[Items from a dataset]
------

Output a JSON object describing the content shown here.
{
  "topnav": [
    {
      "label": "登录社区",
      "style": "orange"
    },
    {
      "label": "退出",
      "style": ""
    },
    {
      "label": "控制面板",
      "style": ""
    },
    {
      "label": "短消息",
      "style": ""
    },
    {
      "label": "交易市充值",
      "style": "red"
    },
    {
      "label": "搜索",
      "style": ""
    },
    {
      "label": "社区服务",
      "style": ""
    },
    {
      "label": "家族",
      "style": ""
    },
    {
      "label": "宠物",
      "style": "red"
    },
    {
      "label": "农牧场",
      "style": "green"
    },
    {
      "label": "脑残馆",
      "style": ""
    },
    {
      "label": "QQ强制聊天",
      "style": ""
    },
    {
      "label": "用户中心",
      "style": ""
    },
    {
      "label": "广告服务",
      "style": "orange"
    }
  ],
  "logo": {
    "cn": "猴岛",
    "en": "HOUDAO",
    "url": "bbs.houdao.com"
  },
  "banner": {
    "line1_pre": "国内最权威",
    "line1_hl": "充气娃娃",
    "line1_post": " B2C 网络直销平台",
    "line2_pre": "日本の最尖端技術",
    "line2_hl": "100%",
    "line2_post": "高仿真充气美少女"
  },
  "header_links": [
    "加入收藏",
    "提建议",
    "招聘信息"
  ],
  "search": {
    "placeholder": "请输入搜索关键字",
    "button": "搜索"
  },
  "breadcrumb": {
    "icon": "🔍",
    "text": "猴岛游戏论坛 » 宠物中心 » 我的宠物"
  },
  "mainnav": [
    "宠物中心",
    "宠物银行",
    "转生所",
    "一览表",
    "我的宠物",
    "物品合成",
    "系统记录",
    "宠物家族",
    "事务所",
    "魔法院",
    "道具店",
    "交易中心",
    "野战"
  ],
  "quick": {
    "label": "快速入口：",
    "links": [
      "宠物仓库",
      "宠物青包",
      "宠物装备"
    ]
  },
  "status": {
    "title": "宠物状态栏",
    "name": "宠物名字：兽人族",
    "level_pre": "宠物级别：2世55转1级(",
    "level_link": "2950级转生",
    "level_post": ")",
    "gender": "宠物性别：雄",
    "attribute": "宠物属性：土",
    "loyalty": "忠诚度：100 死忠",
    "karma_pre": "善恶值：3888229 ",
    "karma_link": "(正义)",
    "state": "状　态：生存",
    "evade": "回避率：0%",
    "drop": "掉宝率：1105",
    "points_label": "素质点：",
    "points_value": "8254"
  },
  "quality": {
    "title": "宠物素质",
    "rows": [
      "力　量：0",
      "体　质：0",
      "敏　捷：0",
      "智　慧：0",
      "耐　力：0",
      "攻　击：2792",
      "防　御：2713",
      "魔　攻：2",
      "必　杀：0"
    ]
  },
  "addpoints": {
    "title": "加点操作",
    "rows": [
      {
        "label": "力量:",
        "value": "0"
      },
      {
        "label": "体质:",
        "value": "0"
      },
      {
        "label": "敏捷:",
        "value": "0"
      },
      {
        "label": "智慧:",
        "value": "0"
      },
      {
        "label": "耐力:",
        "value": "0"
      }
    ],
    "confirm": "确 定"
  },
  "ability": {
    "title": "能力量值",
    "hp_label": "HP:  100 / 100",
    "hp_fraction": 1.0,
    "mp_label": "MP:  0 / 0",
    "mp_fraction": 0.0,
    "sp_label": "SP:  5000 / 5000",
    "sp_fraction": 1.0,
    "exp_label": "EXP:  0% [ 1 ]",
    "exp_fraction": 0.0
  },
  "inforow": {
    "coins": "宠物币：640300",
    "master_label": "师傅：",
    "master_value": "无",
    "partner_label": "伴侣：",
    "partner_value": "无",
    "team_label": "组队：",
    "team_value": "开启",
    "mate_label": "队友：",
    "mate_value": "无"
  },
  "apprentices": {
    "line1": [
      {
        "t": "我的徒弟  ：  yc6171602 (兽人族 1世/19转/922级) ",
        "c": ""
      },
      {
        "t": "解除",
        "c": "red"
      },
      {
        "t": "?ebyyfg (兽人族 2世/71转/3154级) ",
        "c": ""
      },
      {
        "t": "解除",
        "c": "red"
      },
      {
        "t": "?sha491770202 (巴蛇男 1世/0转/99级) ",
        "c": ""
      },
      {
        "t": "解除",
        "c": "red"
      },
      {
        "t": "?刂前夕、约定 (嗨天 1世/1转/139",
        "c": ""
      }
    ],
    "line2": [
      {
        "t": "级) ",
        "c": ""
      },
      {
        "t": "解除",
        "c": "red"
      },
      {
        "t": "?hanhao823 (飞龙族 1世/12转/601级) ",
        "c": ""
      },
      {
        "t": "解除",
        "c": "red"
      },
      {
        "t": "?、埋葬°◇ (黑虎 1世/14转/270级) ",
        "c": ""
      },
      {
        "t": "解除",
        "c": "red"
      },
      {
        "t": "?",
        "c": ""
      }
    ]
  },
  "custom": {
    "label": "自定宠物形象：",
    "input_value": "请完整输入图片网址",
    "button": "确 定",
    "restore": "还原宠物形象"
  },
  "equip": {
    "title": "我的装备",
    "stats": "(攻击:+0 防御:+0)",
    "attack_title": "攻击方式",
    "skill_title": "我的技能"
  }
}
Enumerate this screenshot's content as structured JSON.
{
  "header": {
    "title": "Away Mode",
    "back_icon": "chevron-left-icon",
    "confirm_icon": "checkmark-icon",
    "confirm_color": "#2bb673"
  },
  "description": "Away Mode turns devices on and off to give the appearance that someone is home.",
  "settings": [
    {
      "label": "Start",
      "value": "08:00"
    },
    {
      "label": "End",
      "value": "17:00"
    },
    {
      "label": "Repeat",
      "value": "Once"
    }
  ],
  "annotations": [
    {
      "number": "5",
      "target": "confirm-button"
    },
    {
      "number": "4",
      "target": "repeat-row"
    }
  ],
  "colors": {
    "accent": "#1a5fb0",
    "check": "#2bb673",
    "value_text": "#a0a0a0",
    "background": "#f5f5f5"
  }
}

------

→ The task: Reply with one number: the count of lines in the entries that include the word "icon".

→ Result of the exercise: 3